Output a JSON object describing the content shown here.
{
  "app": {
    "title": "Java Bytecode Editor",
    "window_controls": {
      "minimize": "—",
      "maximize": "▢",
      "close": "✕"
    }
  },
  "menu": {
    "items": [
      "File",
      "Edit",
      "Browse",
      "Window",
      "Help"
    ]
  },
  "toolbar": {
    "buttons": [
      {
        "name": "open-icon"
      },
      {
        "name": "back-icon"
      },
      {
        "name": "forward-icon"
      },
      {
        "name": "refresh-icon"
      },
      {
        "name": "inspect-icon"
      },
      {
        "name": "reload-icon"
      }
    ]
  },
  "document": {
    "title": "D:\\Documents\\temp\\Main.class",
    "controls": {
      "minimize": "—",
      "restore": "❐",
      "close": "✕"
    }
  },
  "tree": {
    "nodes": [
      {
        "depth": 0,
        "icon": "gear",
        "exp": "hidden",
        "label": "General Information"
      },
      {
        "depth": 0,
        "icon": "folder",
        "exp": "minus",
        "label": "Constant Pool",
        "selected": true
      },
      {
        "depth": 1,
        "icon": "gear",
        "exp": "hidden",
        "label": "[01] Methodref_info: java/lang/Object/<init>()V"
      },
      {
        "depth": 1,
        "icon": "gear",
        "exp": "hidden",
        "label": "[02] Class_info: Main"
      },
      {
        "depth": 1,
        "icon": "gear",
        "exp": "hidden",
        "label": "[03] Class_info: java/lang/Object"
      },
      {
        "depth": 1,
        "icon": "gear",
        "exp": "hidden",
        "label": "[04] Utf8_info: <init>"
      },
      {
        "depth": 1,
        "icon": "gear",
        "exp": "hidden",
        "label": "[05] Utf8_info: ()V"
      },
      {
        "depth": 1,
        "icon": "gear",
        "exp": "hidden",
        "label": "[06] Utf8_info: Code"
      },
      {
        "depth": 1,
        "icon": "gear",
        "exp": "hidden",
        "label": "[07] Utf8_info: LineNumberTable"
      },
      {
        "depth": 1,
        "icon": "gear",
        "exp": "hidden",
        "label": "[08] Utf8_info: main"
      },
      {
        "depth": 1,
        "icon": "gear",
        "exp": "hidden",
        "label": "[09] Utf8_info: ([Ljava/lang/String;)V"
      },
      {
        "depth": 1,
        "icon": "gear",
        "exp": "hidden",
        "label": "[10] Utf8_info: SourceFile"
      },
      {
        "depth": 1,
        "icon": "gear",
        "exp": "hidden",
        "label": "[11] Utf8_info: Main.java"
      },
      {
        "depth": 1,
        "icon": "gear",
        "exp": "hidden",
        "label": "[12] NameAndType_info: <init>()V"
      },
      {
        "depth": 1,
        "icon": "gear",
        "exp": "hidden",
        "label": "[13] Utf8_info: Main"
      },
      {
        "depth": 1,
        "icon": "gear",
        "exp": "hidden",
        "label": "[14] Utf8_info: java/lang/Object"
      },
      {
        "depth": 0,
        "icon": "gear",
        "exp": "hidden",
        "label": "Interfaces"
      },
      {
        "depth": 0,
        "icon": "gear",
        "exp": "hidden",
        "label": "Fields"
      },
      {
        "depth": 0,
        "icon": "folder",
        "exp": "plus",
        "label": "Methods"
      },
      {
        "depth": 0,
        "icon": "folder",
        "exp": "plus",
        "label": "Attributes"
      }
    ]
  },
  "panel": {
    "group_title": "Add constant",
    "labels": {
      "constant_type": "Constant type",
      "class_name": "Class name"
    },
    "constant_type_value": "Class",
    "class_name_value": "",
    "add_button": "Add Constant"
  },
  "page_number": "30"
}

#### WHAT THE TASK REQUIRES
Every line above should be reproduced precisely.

#### EXERCISE RESPONSE
Output a JSON object describing the content shown here.
{
  "app": {
    "title": "Java Bytecode Editor",
    "window_controls": {
      "minimize": "—",
      "maximize": "▢",
      "close": "✕"
    }
  },
  "menu": {
    "items": [
      "File",
      "Edit",
      "Browse",
      "Window",
      "Help"
    ]
  },
  "toolbar": {
    "buttons": [
      {
        "name": "open-icon"
      },
      {
        "name": "back-icon"
      },
      {
        "name": "forward-icon"
      },
      {
        "name": "refresh-icon"
      },
      {
        "name": "inspect-icon"
      },
      {
        "name": "reload-icon"
      }
    ]
  },
  "document": {
    "title": "D:\\Documents\\temp\\Main.class",
    "controls": {
      "minimize": "—",
      "restore": "❐",
      "close": "✕"
    }
  },
  "tree": {
    "nodes": [
      {
        "depth": 0,
        "icon": "gear",
        "exp": "hidden",
        "label": "General Information"
      },
      {
        "depth": 0,
        "icon": "folder",
        "exp": "minus",
        "label": "Constant Pool",
        "selected": true
      },
      {
        "depth": 1,
        "icon": "gear",
        "exp": "hidden",
        "label": "[01] Methodref_info: java/lang/Object/<init>()V"
      },
      {
        "depth": 1,
        "icon": "gear",
        "exp": "hidden",
        "label": "[02] Class_info: Main"
      },
      {
        "depth": 1,
        "icon": "gear",
        "exp": "hidden",
        "label": "[03] Class_info: java/lang/Object"
      },
      {
        "depth": 1,
        "icon": "gear",
        "exp": "hidden",
        "label": "[04] Utf8_info: <init>"
      },
      {
        "depth": 1,
        "icon": "gear",
        "exp": "hidden",
        "label": "[05] Utf8_info: ()V"
      },
      {
        "depth": 1,
        "icon": "gear",
        "exp": "hidden",
        "label": "[06] Utf8_info: Code"
      },
      {
        "depth": 1,
        "icon": "gear",
        "exp": "hidden",
        "label": "[07] Utf8_info: LineNumberTable"
      },
      {
        "depth": 1,
        "icon": "gear",
        "exp": "hidden",
        "label": "[08] Utf8_info: main"
      },
      {
        "depth": 1,
        "icon": "gear",
        "exp": "hidden",
        "label": "[09] Utf8_info: ([Ljava/lang/String;)V"
      },
      {
        "depth": 1,
        "icon": "gear",
        "exp": "hidden",
        "label": "[10] Utf8_info: SourceFile"
      },
      {
        "depth": 1,
        "icon": "gear",
        "exp": "hidden",
        "label": "[11] Utf8_info: Main.java"
      },
      {
        "depth": 1,
        "icon": "gear",
        "exp": "hidden",
        "label": "[12] NameAndType_info: <init>()V"
      },
      {
        "depth": 1,
        "icon": "gear",
        "exp": "hidden",
        "label": "[13] Utf8_info: Main"
      },
      {
        "depth": 1,
        "icon": "gear",
        "exp": "hidden",
        "label": "[14] Utf8_info: java/lang/Object"
      },
      {
        "depth": 0,
        "icon": "gear",
        "exp": "hidden",
        "label": "Interfaces"
      },
      {
        "depth": 0,
        "icon": "gear",
        "exp": "hidden",
        "label": "Fields"
      },
      {
        "depth": 0,
        "icon": "folder",
        "exp": "plus",
        "label": "Methods"
      },
      {
        "depth": 0,
        "icon": "folder",
        "exp": "plus",
        "label": "Attributes"
      }
    ]
  },
  "panel": {
    "group_title": "Add constant",
    "labels": {
      "constant_type": "Constant type",
      "class_name": "Class name"
    },
    "constant_type_value": "Class",
    "class_name_value": "",
    "add_button": "Add Constant"
  },
  "page_number": "30"
}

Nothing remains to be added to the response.